What is needed is the number of lines below that contain the word "JSON", with no other output.

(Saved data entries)
____

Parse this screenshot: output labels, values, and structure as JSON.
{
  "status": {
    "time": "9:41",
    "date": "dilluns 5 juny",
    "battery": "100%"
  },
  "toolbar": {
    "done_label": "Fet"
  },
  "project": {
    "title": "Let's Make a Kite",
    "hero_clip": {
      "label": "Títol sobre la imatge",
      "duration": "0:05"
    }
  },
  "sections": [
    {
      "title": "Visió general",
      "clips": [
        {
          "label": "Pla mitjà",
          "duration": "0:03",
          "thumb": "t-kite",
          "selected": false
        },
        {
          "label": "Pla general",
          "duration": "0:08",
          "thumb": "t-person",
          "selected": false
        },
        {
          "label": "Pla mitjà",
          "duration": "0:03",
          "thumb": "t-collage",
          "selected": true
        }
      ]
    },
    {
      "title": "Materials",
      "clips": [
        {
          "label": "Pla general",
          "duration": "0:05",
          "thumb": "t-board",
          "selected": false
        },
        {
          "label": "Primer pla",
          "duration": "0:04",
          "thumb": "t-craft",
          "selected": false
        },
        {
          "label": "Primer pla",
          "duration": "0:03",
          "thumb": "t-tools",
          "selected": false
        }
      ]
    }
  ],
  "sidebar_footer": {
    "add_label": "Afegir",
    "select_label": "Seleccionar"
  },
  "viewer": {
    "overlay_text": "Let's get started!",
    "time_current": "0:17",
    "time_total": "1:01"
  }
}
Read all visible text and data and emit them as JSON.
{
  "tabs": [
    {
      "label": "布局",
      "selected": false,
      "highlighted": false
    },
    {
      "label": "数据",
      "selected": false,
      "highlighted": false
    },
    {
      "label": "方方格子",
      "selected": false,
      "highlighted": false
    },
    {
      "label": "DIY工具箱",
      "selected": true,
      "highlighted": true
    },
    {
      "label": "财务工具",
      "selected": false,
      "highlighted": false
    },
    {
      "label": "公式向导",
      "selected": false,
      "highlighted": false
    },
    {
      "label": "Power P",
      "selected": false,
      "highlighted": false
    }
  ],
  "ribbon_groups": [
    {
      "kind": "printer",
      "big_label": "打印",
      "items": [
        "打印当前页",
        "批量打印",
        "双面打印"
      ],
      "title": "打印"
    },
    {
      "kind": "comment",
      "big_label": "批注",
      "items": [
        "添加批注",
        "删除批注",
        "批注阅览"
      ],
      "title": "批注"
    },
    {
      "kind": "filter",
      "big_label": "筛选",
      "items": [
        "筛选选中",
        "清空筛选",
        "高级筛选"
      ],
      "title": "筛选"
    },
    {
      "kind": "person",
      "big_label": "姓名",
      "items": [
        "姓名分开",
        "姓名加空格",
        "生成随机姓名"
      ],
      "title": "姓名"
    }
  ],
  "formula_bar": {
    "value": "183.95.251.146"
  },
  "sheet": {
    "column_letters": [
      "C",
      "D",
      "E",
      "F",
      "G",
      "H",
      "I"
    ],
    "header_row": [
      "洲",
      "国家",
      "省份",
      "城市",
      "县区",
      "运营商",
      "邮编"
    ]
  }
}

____

- [FINAL ANSWER]
2